I have gathered information about, and recordings of, the birds I heard in full song as the light gathered that morning:
The blackbird takes up a position to sing from a high point – halfway up a tree or on a roof. The song of the blackbird (Turdus merula) is described as “often two to three seconds long with a similar interval before the next burst, and is rich and mellow with a languid delivery and fluted quality.” To listen to blackbird song, go to this British Library recording:
Usually the robin (Erithacus rubecula) can be heard singing its musical warbling song from strategic perches. The notes of the robin’s song are notably high-pitched with each phrase ending with an echo like cadence.
In the 1960s, David Lack made an extraordinarily detailed study of the robins at Dartington and his findings were published in his book ‘The Life of the Robin’. To here a robin in full song, go to:
The male song thrush, or Turdus philomelos usually sings from a tree. Repetition is a characteristic of its song which consists of a large repertoire of up to 100 short phrases, each repeated loudly and clearly three or four times. Notes sung vary from musical whistles through to harsh rasping and chattering sounds. Sometimes they mimic other birds’ song. Listen to the song thrush here:
If you’d like to know more about birdsong…
Don’t miss sound recordist Chris Watson’s exhibition Ebb and Flow: Seasonal sounds through the Devon Year at RAMM in Exeter, where you can listen to the sounds of spring as recorded at different sites in Devon over 2014. Until June 21 2015.

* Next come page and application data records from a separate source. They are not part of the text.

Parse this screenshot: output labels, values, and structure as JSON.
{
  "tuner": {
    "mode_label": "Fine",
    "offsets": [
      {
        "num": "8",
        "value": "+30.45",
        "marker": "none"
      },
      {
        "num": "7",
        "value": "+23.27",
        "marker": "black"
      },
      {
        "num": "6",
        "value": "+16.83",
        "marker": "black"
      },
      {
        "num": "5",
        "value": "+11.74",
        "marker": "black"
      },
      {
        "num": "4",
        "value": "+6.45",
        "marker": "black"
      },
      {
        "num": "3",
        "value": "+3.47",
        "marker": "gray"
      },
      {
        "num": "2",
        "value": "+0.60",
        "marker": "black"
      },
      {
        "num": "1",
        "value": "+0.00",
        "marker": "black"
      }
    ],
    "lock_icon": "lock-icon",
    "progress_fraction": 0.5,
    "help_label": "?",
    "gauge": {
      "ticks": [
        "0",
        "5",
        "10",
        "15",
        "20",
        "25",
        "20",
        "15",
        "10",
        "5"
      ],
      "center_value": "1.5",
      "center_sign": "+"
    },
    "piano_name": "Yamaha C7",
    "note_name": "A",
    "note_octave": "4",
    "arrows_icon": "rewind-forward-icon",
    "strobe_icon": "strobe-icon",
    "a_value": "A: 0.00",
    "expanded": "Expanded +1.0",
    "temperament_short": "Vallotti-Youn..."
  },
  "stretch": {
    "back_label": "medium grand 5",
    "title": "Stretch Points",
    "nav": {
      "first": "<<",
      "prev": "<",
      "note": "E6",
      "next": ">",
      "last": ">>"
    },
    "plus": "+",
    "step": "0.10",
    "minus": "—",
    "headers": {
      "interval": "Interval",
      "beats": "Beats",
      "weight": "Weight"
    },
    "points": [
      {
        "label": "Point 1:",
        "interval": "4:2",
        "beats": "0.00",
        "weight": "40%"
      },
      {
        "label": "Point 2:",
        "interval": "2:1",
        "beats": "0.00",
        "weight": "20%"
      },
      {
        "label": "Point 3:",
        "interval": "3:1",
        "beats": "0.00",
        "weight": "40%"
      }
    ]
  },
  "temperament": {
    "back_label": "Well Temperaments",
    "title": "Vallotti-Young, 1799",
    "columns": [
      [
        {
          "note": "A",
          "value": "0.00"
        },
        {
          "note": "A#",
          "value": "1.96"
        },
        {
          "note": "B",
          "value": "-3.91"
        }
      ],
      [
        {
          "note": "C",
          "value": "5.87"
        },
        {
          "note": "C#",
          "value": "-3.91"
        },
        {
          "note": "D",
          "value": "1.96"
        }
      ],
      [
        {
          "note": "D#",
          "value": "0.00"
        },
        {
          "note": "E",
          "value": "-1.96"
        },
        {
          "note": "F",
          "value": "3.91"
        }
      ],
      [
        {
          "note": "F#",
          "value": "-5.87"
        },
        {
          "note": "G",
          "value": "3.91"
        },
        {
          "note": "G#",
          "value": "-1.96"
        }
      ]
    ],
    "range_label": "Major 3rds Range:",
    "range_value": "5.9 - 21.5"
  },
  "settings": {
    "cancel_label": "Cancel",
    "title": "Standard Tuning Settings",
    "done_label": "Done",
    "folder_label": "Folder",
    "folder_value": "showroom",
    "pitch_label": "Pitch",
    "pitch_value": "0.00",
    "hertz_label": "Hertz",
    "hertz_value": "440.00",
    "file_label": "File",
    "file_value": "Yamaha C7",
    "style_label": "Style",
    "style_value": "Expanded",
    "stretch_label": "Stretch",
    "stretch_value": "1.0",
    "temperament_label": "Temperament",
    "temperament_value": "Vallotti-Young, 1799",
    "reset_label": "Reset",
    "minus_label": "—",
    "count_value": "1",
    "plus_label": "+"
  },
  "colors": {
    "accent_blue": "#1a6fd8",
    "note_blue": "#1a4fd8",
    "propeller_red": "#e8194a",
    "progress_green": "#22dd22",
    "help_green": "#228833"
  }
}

Join Dr Richard Billington from the University of Plymouth on 6 June when he will lead a Dawn Chorus through Plymbridge Woods to hear and identify the songs of the woodland birds.
6 June 5am-7am.
To book visit: